My mother taught me never to worry when it comes to one’s own thoughts or the thoughts of others when making a decision for the sake of Allah, because Allah will always provide you with exactly what you need at that moment. For me, perhaps Allah provided me with confidence - because before I wore hijab, I was not very confident, I did not have a strong sense of self. When I started wearing hijab, however, my confidence soared. It was like Allah was telling me I had nothing to worry about.

What do you do on the days when you struggle with the hijab or with self-image?

Sometimes, inevitably, we look in the mirror and feel a mix of emotions – doubt, insecurity, uneasiness. In times like these, it is imperative that we renew our intentions and remind ourselves of what we already know: We are beautiful, we are confident, we are strong, we are much deeper than our appearance. We are sacrificing so that Allah will be pleased with us in this life and in the next.

How do you quiet fears of Islamophobia?

We are in a time when hijab-wearing Muslim women are a target, because we are so visibly Muslim. It’s so sad that hate crimes against Muslims are encouraged by the rhetoric of our country’s politics. Statistically speaking, most of us will not be victims of Islamophobic attacks, but many of us will be subject to Islamophobic remarks or actions. For example, in my 13 years of wearing hijab, I’ve heard my fair share of Islamophobic remarks.
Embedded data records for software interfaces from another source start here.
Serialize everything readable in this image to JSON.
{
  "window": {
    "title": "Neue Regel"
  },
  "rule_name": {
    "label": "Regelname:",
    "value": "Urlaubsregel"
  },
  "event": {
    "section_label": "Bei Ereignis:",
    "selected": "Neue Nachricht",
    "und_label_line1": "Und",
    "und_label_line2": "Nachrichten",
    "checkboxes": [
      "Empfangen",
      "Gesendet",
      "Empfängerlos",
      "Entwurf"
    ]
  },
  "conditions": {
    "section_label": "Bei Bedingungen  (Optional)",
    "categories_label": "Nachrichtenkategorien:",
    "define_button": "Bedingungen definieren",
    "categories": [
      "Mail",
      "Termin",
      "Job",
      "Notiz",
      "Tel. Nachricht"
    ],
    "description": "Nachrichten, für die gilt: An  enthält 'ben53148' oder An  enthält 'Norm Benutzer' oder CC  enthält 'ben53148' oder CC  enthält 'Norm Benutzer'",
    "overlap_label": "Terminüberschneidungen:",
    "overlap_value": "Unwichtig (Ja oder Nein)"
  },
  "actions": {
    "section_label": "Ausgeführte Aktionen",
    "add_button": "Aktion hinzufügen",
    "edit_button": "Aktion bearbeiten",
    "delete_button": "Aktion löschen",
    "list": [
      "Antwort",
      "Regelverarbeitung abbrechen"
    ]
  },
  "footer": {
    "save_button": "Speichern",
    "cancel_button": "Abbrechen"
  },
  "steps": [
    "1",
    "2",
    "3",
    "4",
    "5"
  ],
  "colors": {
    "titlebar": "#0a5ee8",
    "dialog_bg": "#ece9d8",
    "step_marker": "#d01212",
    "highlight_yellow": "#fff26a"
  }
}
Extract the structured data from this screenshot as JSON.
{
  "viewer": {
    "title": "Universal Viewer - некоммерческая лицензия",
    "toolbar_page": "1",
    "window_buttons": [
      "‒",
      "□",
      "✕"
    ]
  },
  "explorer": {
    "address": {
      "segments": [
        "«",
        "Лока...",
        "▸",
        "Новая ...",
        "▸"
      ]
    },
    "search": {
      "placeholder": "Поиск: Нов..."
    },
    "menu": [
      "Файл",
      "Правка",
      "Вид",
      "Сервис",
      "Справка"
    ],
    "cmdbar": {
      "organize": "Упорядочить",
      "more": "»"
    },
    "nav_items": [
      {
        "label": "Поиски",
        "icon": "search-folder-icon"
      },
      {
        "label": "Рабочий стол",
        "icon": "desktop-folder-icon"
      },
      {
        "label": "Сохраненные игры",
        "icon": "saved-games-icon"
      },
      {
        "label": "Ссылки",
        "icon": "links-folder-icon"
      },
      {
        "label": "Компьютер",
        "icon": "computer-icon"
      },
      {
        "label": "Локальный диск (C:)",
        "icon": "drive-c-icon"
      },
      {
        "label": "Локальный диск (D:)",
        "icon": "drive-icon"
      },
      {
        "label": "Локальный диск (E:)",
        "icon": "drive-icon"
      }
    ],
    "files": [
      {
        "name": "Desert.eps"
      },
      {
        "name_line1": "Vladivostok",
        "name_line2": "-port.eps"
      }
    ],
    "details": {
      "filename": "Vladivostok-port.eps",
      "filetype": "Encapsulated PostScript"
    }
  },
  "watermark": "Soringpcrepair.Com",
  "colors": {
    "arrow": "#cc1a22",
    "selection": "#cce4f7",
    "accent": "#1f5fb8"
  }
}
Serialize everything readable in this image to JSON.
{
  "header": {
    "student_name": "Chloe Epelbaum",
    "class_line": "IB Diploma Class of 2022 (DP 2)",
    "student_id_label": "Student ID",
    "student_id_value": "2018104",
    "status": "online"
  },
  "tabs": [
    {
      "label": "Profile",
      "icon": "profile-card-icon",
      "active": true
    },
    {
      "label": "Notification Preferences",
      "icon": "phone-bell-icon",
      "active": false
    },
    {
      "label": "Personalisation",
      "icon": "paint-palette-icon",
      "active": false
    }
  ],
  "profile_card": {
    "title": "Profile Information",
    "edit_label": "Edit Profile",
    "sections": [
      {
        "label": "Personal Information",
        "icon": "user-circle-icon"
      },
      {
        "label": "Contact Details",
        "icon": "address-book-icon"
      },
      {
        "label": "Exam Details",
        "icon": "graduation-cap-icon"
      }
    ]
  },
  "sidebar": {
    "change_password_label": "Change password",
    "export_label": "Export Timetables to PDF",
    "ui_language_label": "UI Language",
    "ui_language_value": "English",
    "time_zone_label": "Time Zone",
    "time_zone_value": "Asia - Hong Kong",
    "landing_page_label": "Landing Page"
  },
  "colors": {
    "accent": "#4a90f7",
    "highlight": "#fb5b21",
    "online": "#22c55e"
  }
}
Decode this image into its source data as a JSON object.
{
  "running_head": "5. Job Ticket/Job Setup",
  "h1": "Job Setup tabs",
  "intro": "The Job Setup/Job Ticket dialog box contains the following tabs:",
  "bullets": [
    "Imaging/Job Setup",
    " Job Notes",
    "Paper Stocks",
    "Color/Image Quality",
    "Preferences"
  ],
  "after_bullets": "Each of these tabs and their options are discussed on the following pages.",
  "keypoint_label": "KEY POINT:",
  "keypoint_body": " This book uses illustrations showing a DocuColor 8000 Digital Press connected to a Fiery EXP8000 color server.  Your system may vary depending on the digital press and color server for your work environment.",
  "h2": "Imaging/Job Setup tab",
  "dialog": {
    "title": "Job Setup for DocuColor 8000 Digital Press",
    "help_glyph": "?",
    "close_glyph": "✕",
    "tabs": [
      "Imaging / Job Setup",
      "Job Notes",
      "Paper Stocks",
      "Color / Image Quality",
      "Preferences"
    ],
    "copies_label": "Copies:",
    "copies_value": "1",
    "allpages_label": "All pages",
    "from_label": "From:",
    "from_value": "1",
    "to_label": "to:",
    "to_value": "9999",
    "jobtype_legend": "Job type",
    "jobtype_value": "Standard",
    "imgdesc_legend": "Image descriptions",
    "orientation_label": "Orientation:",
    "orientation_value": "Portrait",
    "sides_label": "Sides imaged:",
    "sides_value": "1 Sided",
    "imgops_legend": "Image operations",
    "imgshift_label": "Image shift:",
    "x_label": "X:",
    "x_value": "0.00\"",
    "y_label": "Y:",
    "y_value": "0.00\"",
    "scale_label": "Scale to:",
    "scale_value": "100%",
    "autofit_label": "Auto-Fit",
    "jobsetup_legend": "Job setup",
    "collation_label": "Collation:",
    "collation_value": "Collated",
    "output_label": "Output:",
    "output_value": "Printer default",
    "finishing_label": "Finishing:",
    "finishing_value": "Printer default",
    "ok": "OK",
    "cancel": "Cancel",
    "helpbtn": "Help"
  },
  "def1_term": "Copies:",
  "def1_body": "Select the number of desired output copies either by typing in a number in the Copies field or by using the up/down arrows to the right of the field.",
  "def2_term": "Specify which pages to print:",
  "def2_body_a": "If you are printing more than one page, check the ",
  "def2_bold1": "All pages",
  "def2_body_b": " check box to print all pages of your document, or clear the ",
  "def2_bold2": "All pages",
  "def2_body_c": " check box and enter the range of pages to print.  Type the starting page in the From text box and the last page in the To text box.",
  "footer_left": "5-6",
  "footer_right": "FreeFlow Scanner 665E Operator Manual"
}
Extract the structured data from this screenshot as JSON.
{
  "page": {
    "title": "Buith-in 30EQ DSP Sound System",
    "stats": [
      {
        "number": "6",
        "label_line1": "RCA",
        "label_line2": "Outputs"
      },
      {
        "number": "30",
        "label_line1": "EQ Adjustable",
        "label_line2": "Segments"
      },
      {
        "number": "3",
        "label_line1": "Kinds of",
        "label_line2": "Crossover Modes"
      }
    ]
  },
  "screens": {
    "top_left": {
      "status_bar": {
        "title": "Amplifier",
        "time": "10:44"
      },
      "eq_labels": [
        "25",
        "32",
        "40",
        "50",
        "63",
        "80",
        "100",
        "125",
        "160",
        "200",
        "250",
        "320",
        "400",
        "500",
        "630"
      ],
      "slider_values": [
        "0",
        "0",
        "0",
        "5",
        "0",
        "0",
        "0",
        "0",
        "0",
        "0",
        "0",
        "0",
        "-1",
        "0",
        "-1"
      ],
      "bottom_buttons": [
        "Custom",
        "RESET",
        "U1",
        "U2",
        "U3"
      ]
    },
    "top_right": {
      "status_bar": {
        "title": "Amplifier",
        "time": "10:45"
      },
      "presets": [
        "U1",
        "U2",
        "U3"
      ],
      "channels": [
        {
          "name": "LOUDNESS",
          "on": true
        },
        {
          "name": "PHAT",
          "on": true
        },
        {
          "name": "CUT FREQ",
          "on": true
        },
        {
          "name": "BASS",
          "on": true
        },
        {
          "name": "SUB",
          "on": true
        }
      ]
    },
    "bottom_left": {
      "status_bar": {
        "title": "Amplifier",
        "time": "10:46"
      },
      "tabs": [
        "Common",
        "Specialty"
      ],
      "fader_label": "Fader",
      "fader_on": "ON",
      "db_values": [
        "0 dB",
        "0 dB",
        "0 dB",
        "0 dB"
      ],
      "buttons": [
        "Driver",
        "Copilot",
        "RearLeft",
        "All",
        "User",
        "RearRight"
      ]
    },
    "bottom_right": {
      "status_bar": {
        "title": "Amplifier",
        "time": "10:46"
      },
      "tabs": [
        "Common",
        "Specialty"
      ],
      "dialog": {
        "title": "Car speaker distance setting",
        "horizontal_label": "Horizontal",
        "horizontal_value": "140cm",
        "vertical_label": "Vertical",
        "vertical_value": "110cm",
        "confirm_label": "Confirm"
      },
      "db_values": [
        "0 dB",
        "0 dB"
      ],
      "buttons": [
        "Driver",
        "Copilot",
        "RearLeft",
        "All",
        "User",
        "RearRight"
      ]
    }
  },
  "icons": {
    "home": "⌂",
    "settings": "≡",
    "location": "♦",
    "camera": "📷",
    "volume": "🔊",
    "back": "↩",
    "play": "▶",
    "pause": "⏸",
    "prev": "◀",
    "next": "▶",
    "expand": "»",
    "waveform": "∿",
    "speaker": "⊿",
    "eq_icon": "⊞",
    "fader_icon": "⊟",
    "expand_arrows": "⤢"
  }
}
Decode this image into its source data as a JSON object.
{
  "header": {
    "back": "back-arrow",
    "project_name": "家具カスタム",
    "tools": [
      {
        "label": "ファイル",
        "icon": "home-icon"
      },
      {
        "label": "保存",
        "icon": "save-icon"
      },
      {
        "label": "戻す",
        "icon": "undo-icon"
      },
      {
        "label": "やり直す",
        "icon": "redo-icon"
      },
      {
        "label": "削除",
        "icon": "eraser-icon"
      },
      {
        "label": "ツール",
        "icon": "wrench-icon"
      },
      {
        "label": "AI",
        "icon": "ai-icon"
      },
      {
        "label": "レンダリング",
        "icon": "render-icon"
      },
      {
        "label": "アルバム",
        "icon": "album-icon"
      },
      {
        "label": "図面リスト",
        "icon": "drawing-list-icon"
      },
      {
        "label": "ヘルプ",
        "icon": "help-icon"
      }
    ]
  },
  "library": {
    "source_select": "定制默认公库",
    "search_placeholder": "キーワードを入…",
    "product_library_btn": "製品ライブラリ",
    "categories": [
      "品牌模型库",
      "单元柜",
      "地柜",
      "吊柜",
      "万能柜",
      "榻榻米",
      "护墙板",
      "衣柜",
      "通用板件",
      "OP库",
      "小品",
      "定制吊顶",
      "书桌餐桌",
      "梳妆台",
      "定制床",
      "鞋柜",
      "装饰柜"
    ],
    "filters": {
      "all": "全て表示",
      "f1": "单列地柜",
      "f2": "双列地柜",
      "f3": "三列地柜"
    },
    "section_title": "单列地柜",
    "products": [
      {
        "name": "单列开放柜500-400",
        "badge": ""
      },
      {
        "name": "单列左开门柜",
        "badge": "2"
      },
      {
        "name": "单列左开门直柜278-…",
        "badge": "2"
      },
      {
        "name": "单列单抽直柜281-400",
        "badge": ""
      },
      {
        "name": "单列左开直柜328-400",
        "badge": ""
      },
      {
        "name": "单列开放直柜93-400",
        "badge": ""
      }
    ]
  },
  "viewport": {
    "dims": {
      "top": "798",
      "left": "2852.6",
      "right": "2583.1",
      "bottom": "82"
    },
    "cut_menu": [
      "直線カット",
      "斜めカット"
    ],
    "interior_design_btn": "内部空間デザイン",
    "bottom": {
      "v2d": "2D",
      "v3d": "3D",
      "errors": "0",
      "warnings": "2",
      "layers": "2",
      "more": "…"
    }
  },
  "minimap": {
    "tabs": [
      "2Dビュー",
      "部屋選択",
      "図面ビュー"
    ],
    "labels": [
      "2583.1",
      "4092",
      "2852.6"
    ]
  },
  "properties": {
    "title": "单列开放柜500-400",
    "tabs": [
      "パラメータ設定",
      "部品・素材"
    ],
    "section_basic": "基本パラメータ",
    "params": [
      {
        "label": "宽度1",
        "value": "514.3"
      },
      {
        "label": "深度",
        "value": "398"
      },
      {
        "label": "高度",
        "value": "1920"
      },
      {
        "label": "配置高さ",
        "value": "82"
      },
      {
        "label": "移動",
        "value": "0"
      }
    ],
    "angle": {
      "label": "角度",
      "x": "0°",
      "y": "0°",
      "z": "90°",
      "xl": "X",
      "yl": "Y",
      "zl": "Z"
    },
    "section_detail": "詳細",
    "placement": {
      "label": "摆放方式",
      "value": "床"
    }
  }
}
Muslim and non-Muslim woman

I believe it’s best to follow the example of the Prophet Muhammad (saw) by being compassionate in the face of hatred and either be ready with an explanation of why the comments are ignorant, or ignoring it all together. We must be prepared to defend ourselves in the face of danger, but I always want to start with compassion.

Another example of Islamophobia I’ve faced is discrimination on the basis of my appearance, especially in the case of applying for jobs or schools. In cases like these, it’s important to remind yourself that what Allah has written for you will be yours without having to sacrifice your faith, and that it’s better for you not to work or go to school in an institution/environment that will only accept you if you sacrifice your identity.

What do you do if your family or friends do not support your decision or criticize/insult you for it?

Alhamdullilah, I have not faced this in my life. However I know others who have, and I suggest you read their words. We have a post that will be published on this blog this week that speaks specifically to this experience and how to deal with it.

Are you new to hijab? How have you managed the transition? Did you start wearing it upon the beginning of a new school year or move to a different area? Share your stories in the comments below!